Exercise details =
Find every line in the data that contains the word "icon". Return each of those lines.

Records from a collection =
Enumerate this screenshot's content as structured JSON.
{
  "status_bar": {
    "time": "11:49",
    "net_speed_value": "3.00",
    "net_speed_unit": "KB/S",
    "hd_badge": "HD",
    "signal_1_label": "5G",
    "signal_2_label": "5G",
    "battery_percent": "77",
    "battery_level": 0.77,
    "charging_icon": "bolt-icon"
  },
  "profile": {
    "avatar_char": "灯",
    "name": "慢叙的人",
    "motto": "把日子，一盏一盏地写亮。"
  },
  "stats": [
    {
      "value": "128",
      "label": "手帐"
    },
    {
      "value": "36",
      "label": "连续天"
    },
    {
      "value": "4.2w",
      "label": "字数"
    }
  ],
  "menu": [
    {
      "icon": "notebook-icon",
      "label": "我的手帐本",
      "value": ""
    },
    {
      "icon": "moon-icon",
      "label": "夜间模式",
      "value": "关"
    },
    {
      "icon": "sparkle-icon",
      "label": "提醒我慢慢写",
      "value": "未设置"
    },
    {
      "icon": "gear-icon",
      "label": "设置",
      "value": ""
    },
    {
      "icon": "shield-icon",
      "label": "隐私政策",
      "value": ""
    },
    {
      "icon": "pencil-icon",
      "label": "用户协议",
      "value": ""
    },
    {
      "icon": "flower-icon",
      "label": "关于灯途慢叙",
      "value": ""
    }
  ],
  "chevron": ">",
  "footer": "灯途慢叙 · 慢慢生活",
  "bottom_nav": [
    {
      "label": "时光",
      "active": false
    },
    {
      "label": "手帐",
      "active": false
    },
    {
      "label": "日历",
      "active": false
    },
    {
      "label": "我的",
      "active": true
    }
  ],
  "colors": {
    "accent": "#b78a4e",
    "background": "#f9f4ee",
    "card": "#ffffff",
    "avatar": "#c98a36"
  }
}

Your solution =
    "charging_icon": "bolt-icon"
      "icon": "notebook-icon",
      "icon": "moon-icon",
      "icon": "sparkle-icon",
      "icon": "gear-icon",
      "icon": "shield-icon",
      "icon": "pencil-icon",
      "icon": "flower-icon",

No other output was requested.